    • Increased heat loss due to vasodilator effect of CO2 on skin blood vessels
    • A transient decrease , followed by a sustained increase in the nor adrenaline content of cells in the hypothalamic region involved in thermoregulation
  • 42. OBSTRETICS AND NEONATAL IMPLICATION OF HYPERCAPNIA
    • The generalized circulatory effects of hypercapnia are reflected in changes in both maternal and fetal circulation. With consequent effect on fetal oxygenation
    • .Ivanko , Elam and Huffman observed that moderate hypercapnia in the human mother during caesarian section is associated with elevated umbilical PO2 .
  • 43. ACID BASE EQULIBRIUM DURING HYPERCAPNIA
    • With a normal caloric intake of a meat-based diet the average person will generate approximately 20,000 mEq of acid/day in the form of CO2 as the end-product of carbohydrate and fat metabolism.
    • So hypercarbia ;exogenous or endgenous represents the greatest stress which is imposed on the homeostatic mechanism for maintenance of blood and tissue fluid neutrality .
    • An increased in the alveolar Pco2 from whatever the cause results in progressive build up of carbon dioxide stores ;reflected in the increased Pco2 of both arterial and mixed venous blood
  • 44.
    • Inside the red cells co2 when combines with water produces H + and HCO3- ions in the presence of carbonic anhydraes
    • CO2 + H2O ↔H2CO3 ↔ H + + HCO 3-
    • If co2 increases , the equilibrium is displaced to the right
  • 45.
    • The kidney compensates for acidosis by excreting H+ ions and retaining bicarbonates .
    • When there is acute rise in co2 that is not uncommon intra operatively, kidney doesn’t get time for compensation. But in chronic hypercarbia , due to compensatory mechanism arterial Ph is much higher for the corresponding acute change of Pco2

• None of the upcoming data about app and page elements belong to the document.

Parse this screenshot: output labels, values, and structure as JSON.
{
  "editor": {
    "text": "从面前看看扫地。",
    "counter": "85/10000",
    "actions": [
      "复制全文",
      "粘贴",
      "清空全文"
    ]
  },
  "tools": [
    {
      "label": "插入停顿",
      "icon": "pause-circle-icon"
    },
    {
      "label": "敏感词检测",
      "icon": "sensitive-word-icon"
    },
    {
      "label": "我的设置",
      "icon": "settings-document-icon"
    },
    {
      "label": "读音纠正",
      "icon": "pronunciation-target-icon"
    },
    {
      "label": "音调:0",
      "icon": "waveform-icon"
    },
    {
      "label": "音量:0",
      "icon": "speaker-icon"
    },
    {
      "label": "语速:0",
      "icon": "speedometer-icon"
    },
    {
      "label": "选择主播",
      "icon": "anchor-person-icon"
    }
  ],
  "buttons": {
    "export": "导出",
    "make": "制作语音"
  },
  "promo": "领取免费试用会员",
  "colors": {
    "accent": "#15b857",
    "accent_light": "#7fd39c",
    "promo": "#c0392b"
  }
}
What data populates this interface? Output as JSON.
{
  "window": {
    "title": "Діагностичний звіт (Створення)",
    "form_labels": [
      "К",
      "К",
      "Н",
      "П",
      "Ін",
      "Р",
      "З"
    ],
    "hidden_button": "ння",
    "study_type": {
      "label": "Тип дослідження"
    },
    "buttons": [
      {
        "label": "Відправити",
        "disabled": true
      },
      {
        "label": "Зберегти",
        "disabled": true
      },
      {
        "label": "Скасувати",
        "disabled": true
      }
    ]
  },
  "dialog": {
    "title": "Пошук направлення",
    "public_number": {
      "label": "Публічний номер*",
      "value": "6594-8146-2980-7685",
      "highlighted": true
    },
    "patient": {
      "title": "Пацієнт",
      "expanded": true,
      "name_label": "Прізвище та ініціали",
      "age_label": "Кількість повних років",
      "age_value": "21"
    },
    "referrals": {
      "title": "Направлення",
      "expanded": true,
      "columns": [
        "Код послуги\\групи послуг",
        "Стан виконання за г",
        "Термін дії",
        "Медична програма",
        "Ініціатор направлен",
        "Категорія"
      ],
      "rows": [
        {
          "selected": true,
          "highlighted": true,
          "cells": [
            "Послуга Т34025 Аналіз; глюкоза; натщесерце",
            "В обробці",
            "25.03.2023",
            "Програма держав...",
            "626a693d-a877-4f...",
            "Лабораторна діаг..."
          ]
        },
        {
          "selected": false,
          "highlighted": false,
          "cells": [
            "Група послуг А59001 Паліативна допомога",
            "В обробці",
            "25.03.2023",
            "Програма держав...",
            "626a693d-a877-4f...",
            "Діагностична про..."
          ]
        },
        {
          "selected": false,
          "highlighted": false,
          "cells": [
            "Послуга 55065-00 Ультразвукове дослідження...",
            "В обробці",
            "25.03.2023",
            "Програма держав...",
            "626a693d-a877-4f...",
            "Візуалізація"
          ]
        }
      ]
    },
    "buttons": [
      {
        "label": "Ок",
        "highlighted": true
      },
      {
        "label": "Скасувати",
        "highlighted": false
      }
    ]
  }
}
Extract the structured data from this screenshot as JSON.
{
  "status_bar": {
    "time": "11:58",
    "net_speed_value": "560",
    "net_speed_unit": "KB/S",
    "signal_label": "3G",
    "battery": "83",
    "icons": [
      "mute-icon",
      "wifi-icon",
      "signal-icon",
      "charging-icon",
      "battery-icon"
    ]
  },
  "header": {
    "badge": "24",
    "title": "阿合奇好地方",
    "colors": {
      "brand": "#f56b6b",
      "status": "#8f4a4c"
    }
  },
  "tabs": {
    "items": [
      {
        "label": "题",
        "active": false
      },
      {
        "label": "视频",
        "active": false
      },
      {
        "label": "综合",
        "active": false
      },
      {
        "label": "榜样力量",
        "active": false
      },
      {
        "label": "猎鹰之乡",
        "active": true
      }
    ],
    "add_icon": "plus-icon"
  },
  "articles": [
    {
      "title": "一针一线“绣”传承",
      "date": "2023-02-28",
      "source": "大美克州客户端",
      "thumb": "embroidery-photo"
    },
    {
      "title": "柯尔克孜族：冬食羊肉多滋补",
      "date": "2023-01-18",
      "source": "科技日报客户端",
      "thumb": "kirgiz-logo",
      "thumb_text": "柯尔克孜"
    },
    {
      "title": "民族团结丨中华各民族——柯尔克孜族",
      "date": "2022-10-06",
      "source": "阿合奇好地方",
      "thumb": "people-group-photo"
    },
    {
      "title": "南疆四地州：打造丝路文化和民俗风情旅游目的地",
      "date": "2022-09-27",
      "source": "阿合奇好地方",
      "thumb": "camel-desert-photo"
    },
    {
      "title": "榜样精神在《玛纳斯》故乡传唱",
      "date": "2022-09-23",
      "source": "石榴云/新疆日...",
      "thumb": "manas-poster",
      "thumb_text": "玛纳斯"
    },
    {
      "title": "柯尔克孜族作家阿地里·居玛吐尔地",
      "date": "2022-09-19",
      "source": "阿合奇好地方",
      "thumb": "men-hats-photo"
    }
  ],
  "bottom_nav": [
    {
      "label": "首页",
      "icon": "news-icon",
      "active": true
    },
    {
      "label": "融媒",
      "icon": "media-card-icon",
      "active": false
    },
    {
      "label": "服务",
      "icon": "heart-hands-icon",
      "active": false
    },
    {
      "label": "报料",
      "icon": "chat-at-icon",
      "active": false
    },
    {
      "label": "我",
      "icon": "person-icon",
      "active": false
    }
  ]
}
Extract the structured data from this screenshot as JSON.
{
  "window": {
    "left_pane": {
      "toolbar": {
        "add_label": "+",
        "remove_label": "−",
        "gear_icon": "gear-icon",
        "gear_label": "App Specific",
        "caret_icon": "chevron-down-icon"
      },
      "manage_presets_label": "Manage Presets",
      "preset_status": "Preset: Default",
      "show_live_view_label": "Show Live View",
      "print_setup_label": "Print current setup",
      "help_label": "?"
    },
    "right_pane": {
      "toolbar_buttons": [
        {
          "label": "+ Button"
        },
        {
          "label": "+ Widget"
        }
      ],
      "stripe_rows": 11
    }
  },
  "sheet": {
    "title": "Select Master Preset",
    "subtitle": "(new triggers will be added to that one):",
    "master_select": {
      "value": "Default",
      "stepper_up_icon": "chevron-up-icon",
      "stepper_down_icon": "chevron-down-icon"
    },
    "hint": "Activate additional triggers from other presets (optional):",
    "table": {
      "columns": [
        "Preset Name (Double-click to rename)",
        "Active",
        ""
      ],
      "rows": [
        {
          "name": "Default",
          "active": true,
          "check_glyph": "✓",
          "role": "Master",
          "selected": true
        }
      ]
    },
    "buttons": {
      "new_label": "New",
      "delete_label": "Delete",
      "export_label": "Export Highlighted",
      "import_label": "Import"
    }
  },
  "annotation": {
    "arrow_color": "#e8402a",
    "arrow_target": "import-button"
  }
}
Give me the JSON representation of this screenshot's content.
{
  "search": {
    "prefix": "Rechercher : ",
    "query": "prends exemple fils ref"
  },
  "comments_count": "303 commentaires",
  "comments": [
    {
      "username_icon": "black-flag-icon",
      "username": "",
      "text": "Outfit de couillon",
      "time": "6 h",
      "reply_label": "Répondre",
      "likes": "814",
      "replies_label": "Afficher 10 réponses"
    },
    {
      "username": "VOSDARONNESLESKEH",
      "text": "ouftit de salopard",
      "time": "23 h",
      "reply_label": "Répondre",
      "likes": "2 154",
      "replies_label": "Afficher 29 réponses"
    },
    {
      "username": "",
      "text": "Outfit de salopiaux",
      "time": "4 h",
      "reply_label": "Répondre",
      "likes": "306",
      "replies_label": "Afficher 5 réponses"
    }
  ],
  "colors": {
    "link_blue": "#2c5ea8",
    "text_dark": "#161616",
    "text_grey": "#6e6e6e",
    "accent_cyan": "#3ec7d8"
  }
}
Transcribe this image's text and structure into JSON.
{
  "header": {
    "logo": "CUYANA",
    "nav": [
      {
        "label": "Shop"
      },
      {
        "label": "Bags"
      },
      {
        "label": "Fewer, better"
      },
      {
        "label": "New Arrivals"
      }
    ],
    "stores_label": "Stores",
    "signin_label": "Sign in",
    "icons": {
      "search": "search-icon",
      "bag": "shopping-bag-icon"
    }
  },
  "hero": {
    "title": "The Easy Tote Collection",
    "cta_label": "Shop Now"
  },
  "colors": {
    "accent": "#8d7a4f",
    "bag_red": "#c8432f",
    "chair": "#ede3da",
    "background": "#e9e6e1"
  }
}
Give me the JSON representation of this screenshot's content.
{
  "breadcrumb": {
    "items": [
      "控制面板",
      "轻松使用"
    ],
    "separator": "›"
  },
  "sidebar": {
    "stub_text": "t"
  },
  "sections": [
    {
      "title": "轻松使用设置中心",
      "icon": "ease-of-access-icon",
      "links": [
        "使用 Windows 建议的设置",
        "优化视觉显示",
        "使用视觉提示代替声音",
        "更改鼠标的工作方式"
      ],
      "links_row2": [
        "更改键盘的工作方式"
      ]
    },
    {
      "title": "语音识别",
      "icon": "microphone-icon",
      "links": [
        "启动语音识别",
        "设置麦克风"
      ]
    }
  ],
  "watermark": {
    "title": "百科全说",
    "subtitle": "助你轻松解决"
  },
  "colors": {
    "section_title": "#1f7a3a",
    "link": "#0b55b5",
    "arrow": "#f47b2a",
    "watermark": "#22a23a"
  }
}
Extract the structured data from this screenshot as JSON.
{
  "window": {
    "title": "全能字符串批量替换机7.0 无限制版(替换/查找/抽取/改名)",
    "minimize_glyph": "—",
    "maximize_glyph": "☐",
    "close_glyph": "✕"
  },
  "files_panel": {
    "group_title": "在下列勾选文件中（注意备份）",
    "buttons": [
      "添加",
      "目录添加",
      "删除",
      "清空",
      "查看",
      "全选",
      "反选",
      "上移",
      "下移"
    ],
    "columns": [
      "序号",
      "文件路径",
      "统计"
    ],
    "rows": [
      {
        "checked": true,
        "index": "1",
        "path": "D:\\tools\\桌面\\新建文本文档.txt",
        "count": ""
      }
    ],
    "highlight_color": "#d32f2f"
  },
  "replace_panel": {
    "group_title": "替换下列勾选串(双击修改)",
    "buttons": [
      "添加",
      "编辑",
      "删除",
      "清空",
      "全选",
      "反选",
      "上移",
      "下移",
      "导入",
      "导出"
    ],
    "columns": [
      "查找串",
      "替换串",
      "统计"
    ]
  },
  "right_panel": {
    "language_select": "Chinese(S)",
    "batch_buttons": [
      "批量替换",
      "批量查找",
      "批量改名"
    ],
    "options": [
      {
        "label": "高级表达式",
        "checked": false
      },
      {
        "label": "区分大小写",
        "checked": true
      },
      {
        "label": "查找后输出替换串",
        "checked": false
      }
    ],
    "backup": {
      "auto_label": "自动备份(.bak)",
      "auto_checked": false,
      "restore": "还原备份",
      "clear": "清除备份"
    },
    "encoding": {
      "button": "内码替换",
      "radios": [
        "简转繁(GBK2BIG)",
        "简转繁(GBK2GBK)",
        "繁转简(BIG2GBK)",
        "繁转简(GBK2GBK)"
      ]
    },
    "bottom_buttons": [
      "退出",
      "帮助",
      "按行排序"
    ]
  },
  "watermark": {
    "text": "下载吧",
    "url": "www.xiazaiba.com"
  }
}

  • 46.  
  • 47. PERMISSIVE HYPERCAPNIA
    • Satisfactory oxygenation with low TV & PIP (30-35cm H2O) can be achieved at the cost of increase PaCO2
    • Allow slow increase in PaCO2
    • Be cautious in patients with IHD/LVF
    • Avoid in pt with increase ICT
  • 48. PERMISSIVE HYPERCAPNIA
    • Beneficial effects of increased PaCO2
    • -Increased cardiac output due to increased
    • sympathetic activity
    • -Increased splanchnic & renal blood flow
    • -Monitor pH, do not allow to fall <7.2/ 7.3